i would be happy with renting off council initially and then looking to purchase later,depending on the level of interest. but if purchasing directly from the outset, perhaps we could tag onto the land purchase of a commercial grower, say gilliland or martin, or perhaps try and purchase next to an existing coppicer or permaculture group or allotment org?
i believe the key to funding is twofold:  offer a mix of plot sizes from the very small to something perhaps as large as 1/4 acre. There are potentially 1800 of 8'X4' plots in an acre which, at £30 a plot (to buy, forever), in theory generates £18k funding per acre. granted, there will be wastage dye to pathways etc. either way, a mix of large and small plot could easily generate funding of >£10k per acre, to cover land purchase and set up costs and perhaps an operating float.
And of course there's no way all interested parties will want such a small plot. The smallest plots are really almost token plots. Many folks will want larger plots, and plots will get much cheaper (per square yard) as they get bigger. what i love about the tiny plot option is that at £30 each they'd make a great gift idea for children etc. and one wouldn't think twice about buying a piece of land for such a paltry sum. a plot couldn't ever be sold, except perhaps in exceptional circumstances, and would be retained by the holder of the share forever. grandparents could use it as a memorial type gift, creating a family plot, with their urban beneficiaries becoming 'landowners' on a very small scale!
 some of the original founders would have to put up a few grand. they would get this back as plots were sold.
funds could be raised in advance of purchase and returned if the land purchase did not go through. it would all be done through a CIC which is an incorporated body and specifically not for profit.
nothing written in stone in the above, just some ideas i have had on funding!
This is what I mean when I say that the things I'm wondering about have probably been answered already. Mind you I don't know what a 'CIC' is, at least I didn't till I just did a Google on it. On a brief read through a Community Interest Company sounds the way forward, I have now added their website to my things to read www.bis.gov.uk/cicregulator/
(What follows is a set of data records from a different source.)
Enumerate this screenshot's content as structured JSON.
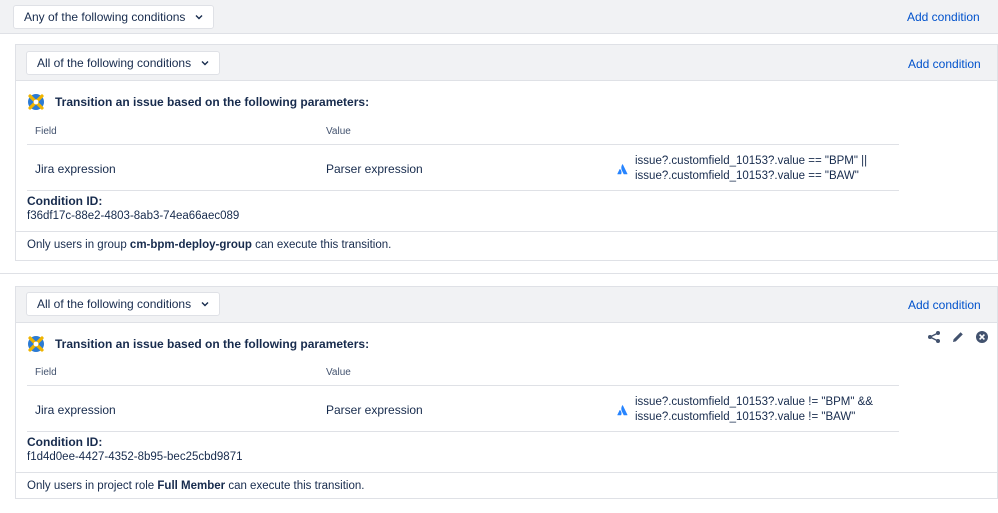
{
  "outer": {
    "operator": "Any of the following conditions",
    "add_condition": "Add condition"
  },
  "groups": [
    {
      "operator": "All of the following conditions",
      "add_condition": "Add condition",
      "condition": {
        "icon": "jmwe-condition-icon",
        "title": "Transition an issue based on the following parameters:",
        "table": {
          "headers": [
            "Field",
            "Value"
          ],
          "row": {
            "field": "Jira expression",
            "type": "Parser expression",
            "expression_line1": "issue?.customfield_10153?.value == \"BPM\" ||",
            "expression_line2": "issue?.customfield_10153?.value == \"BAW\""
          }
        },
        "id_label": "Condition ID:",
        "id_value": "f36df17c-88e2-4803-8ab3-74ea66aec089"
      },
      "footer": {
        "prefix": "Only users in group ",
        "bold": "cm-bpm-deploy-group",
        "suffix": " can execute this transition."
      }
    },
    {
      "operator": "All of the following conditions",
      "add_condition": "Add condition",
      "condition": {
        "icon": "jmwe-condition-icon",
        "title": "Transition an issue based on the following parameters:",
        "table": {
          "headers": [
            "Field",
            "Value"
          ],
          "row": {
            "field": "Jira expression",
            "type": "Parser expression",
            "expression_line1": "issue?.customfield_10153?.value != \"BPM\" &&",
            "expression_line2": "issue?.customfield_10153?.value != \"BAW\""
          }
        },
        "id_label": "Condition ID:",
        "id_value": "f1d4d0ee-4427-4352-8b95-bec25cbd9871",
        "actions": [
          "share-icon",
          "edit-pencil-icon",
          "delete-icon"
        ]
      },
      "footer": {
        "prefix": "Only users in project role ",
        "bold": "Full Member",
        "suffix": " can execute this transition."
      }
    }
  ],
  "colors": {
    "link": "#0052cc",
    "bar_bg": "#f1f2f4",
    "border": "#dfe1e6",
    "atlassian_blue": "#2684ff"
  }
}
I'm not sure about renting and then moving later, since planting for coppicing is a fairly long term project, I'd hate to lose all the work I had put in, unless you mean renting the likes of Hazelwood.
If someone 'bought' a 8' * 4' plot, for them to be the legal owner would it not have to be registered with the land registry etc possibly using a solicitor (expensive), or would it be done using a share in the CIC with a certificate showing ownership.
We would have to work out the budget for this pretty carefully, to keep it affordable but to not run out of money. On the subject of money I seem to remember reading on the DARDNI site about grants, wonder if there is any we could get?
Anyway I got to go now, I'll have a look at the FAQ in the morning.
land registry would have the CIC as the legal owner. the plot owner would own a share or shares in the CIC, and the CIC would issue the plot owner with a trust deed as well as a share cert. The plot owner would thereby have legal title to the allocated plot. The M&A would need to be fairly robust about all of this but it is all doable.
By temporary, yes, i mean somewhere like the hazelwood where the planting is already done.
if you know of any way to set up a conference call, we may be able to get half a dozen folks to join in an initial discussion on this over the christmas period. i know several who have expressed an interest, but organising face-to-face meetings is always too much effort.
jim, sorry. i clearly don't know the ins and outs of the administrator functionality. if you tell me the name of the board, i will set it up to prevent any further delay whilst i figure it out how the admin stuff works.
No problem, these things can have lots of complicated ways to do things, but from a quick look through the help files I think that to create boards you need to have administrator priviliges (it was a very quick look so that might be nonsense).
I'd say that we should keep it simple and use a board name like 'Coppice Project' or 'Tree allotment project', something like that, what do you think.